Web page and app entries →
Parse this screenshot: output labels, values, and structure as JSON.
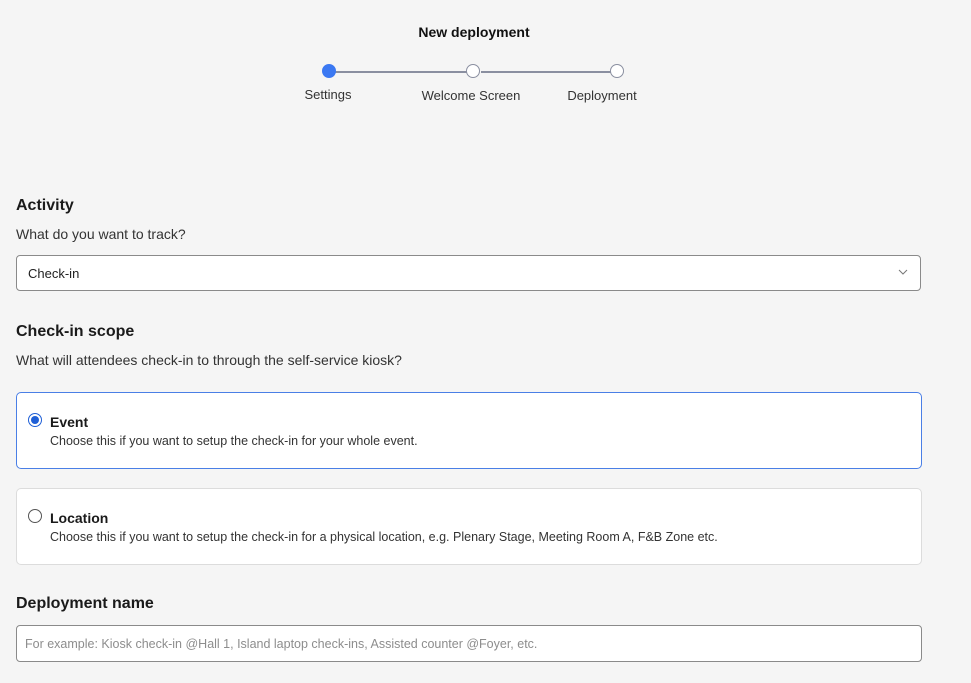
{
  "header": {
    "title": "New deployment"
  },
  "stepper": {
    "steps": [
      {
        "label": "Settings",
        "state": "active"
      },
      {
        "label": "Welcome Screen",
        "state": "pending"
      },
      {
        "label": "Deployment",
        "state": "pending"
      }
    ]
  },
  "activity": {
    "title": "Activity",
    "subtitle": "What do you want to track?",
    "selected_value": "Check-in",
    "icon": "chevron-down-icon"
  },
  "scope": {
    "title": "Check-in scope",
    "subtitle": "What will attendees check-in to through the self-service kiosk?",
    "options": [
      {
        "label": "Event",
        "description": "Choose this if you want to setup the check-in for your whole event.",
        "selected": true
      },
      {
        "label": "Location",
        "description": "Choose this if you want to setup the check-in for a physical location, e.g. Plenary Stage, Meeting Room A, F&B Zone etc.",
        "selected": false
      }
    ]
  },
  "deployment_name": {
    "title": "Deployment name",
    "value": "",
    "placeholder": "For example: Kiosk check-in @Hall 1, Island laptop check-ins, Assisted counter @Foyer, etc."
  },
  "colors": {
    "accent": "#3b78f2",
    "selected_border": "#4a7fe6",
    "background": "#f5f5f5"
  }
}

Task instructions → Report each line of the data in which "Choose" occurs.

Expected answer →
        "description": "Choose this if you want to setup the check-in for your whole event.",
        "description": "Choose this if you want to setup the check-in for a physical location, e.g. Plenary Stage, Meeting Room A, F&B Zone etc.",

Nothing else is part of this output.